                    Comment


                    • #11
                      Originally posted by Lauren12 View Post
                      Well, no? I'm confused as to how you came up with that. I think veterinary dentistry is great!! And of course there are some wonderful lay dentists out there - I have used some myself. I am not saying all are bad! However, I do feel that dentistry work, even a routine float, should be performed by a medical professional. I know a lot of equine vets don't like doing teeth, and prefer to send that work to a lay dentist, and that is fine! That is their opinion. Mine, however, is that a medical professional should perform the procedure.
                      You did suggest since the OP had a bad outcome to a dental procedure that you assumed was performed by a lay dentist then the OP's example was another good reason why lay dentistry should be rallied against. It turns out the procedure wasn't done by a lay dentist but instead a vet so shouldn't we all rally against veterinary dentistry? What changed about the "evidence"? You dragged the lay dentistry issue into these posts although it wasn't part of the conversation originally.
                      http://www.traditionalequinedentistry.com/

                      Comment

                      • Original Poster

                        #12
                        Karosel, I am so sorry for your loss. I pray that my story does not end up the same. I will keep you in the loop.

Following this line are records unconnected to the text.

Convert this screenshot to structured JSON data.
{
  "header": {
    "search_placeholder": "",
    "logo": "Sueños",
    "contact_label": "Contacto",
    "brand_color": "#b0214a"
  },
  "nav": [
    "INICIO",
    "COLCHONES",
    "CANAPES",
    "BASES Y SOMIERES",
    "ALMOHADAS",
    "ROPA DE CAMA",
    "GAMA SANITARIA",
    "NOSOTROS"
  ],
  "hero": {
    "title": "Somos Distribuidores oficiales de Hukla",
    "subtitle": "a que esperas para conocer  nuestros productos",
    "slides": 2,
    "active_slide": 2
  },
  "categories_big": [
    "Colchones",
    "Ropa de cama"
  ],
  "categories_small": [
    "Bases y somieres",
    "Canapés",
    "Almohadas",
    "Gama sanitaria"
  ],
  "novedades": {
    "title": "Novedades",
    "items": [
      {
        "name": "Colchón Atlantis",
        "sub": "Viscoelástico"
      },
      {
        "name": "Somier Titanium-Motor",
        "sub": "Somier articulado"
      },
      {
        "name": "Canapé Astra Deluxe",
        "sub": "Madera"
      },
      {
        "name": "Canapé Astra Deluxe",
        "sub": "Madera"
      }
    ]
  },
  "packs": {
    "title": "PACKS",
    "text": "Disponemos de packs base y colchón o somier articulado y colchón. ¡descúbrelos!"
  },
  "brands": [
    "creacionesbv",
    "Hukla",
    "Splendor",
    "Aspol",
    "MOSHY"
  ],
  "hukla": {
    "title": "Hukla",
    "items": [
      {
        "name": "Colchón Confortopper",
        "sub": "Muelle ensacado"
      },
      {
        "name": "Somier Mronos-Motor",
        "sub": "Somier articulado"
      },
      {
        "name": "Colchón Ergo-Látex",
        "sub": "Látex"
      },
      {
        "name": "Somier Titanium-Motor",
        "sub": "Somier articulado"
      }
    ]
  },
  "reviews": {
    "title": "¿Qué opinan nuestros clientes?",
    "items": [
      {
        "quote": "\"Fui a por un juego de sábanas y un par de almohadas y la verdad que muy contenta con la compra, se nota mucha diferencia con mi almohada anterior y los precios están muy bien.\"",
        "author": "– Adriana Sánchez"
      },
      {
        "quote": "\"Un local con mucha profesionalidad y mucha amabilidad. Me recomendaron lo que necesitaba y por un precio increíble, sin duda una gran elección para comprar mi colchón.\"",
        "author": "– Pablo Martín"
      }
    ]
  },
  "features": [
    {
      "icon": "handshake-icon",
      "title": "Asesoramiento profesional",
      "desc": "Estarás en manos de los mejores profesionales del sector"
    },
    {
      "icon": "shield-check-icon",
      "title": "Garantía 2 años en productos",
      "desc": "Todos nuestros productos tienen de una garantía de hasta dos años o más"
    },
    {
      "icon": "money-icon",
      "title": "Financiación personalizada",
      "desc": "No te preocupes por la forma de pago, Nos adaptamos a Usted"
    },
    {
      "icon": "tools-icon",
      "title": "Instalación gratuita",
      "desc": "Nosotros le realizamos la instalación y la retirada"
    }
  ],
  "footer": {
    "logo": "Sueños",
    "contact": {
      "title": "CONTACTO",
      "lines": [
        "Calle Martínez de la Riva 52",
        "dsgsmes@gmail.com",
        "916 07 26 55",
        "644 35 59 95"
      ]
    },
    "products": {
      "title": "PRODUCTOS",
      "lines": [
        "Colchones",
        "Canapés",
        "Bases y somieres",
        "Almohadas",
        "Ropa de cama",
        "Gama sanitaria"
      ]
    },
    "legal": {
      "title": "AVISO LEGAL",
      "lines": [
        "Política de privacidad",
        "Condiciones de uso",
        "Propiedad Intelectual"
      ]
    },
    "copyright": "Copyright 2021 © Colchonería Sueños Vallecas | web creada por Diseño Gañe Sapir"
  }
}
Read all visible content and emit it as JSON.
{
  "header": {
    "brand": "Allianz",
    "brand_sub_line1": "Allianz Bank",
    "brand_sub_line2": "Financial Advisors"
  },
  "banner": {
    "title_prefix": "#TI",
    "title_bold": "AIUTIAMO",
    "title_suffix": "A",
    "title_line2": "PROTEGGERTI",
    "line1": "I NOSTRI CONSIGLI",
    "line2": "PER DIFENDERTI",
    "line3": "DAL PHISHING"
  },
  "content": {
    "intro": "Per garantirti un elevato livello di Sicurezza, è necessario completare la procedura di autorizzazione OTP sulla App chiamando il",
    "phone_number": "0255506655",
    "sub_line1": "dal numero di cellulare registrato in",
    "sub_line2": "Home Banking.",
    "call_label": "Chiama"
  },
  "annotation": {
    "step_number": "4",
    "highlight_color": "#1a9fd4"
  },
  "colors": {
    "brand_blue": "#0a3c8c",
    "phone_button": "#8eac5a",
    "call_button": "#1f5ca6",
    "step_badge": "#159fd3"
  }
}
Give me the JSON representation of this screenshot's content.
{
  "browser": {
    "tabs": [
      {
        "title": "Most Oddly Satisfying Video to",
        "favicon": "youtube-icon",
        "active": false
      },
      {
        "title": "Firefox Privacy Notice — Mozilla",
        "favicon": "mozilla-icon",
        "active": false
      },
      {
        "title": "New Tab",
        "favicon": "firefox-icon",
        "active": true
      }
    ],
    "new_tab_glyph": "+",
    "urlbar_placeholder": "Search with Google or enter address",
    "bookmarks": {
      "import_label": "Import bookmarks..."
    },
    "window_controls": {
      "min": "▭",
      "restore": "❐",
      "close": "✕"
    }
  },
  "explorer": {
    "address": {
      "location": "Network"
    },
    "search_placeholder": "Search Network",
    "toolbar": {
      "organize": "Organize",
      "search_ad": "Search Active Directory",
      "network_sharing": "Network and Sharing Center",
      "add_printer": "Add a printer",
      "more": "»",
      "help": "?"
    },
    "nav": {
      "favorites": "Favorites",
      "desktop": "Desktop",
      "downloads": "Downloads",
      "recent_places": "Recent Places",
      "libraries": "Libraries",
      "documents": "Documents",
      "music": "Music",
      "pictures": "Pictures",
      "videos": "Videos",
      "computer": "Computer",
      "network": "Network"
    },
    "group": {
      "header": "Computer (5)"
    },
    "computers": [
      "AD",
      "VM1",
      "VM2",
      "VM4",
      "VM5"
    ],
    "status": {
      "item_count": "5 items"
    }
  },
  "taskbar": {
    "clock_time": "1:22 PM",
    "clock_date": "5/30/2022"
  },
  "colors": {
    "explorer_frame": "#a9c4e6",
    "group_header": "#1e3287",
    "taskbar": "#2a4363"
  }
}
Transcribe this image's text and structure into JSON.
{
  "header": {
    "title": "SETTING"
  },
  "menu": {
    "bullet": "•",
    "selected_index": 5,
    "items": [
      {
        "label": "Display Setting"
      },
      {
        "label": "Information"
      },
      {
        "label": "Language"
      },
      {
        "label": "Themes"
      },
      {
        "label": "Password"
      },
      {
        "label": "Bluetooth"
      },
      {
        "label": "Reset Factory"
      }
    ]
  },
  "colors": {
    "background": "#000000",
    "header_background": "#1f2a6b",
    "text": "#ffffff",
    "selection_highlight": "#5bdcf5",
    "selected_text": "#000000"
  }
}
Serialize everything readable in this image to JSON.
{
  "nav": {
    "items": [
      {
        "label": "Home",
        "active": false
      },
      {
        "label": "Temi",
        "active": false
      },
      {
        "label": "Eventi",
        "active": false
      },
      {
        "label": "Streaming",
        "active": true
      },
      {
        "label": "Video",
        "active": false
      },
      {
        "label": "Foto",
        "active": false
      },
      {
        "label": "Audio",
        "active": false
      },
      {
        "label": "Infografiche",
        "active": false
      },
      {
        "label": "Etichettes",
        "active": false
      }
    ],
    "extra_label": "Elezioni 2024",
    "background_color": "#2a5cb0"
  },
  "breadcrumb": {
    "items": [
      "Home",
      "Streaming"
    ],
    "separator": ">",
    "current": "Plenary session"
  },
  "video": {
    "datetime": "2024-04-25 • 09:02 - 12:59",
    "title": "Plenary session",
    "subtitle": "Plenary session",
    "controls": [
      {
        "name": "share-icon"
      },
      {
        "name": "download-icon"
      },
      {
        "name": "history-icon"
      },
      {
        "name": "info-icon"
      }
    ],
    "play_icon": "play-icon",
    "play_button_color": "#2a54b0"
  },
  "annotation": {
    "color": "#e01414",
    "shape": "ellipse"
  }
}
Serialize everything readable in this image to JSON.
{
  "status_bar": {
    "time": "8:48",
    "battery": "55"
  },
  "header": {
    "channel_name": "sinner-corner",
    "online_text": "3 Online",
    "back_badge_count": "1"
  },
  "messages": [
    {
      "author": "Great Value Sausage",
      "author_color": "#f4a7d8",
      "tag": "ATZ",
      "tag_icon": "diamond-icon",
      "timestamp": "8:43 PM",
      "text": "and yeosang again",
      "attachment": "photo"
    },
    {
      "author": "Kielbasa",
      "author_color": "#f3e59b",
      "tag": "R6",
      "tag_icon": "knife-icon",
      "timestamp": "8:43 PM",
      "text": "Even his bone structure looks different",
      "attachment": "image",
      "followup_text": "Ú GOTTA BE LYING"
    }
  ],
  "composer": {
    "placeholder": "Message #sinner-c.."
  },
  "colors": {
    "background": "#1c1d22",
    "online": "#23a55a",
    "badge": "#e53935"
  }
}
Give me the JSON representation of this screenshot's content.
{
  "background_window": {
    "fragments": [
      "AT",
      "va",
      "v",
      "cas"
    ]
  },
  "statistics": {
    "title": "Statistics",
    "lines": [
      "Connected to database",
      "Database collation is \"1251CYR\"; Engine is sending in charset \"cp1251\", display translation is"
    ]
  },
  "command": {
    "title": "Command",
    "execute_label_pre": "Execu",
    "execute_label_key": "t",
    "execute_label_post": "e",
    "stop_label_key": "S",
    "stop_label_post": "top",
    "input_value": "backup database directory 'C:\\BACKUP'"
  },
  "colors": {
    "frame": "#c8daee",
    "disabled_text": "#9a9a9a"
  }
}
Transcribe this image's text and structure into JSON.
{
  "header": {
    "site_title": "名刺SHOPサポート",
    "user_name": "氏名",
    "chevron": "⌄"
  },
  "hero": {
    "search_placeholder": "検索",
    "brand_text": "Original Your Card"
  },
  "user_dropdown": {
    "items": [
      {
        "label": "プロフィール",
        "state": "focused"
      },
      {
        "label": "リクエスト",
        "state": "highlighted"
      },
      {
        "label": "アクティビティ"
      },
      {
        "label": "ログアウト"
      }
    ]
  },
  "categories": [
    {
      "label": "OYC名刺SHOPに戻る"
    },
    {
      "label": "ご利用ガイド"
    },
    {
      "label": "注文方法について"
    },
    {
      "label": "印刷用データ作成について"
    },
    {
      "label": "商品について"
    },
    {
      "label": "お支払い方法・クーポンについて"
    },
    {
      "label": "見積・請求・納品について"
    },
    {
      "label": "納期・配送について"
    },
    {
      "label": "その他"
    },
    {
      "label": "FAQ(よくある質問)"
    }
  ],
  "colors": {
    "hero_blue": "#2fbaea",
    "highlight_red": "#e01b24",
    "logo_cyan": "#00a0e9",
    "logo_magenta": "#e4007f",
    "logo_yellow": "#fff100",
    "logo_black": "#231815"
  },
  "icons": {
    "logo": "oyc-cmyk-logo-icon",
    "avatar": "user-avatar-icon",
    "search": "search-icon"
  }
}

                        Toothgrinder & Lauren12, I posted my story not to throw rocks at anyone or any specific type of professional. My point is to do your home work. Not one professional or individual is the "be all" "do all". As a medical professional (Pediatric Occupational Therapist) of 25 years, I do not know it all or have all the answers. There are times that I may be working with a child and so focused on the functional use of the hand that I miss the gait pattern or sequencing the child utilizes to get to the object I asked them to pick up and my Therapy Tech will point it out to me. That just makes me a better therapist and doesn't take away from my me as a professional. Same goes for our horses. We use massage therapists, chiropractors, lay dentists, field Vets and whatever else we need to make our horses comfortable in the jobs they have. Everyone provides us with more knowledge but just one cannot do it all. My point is learn as much as you can, ask questions and most of all listen. Listen to the professionals you are consulting with and listen to your horse.
                        One more thing..............What is good for one person/horse, may not be good for another person/horse. DONE!

                        Comment

                        Working...
                        X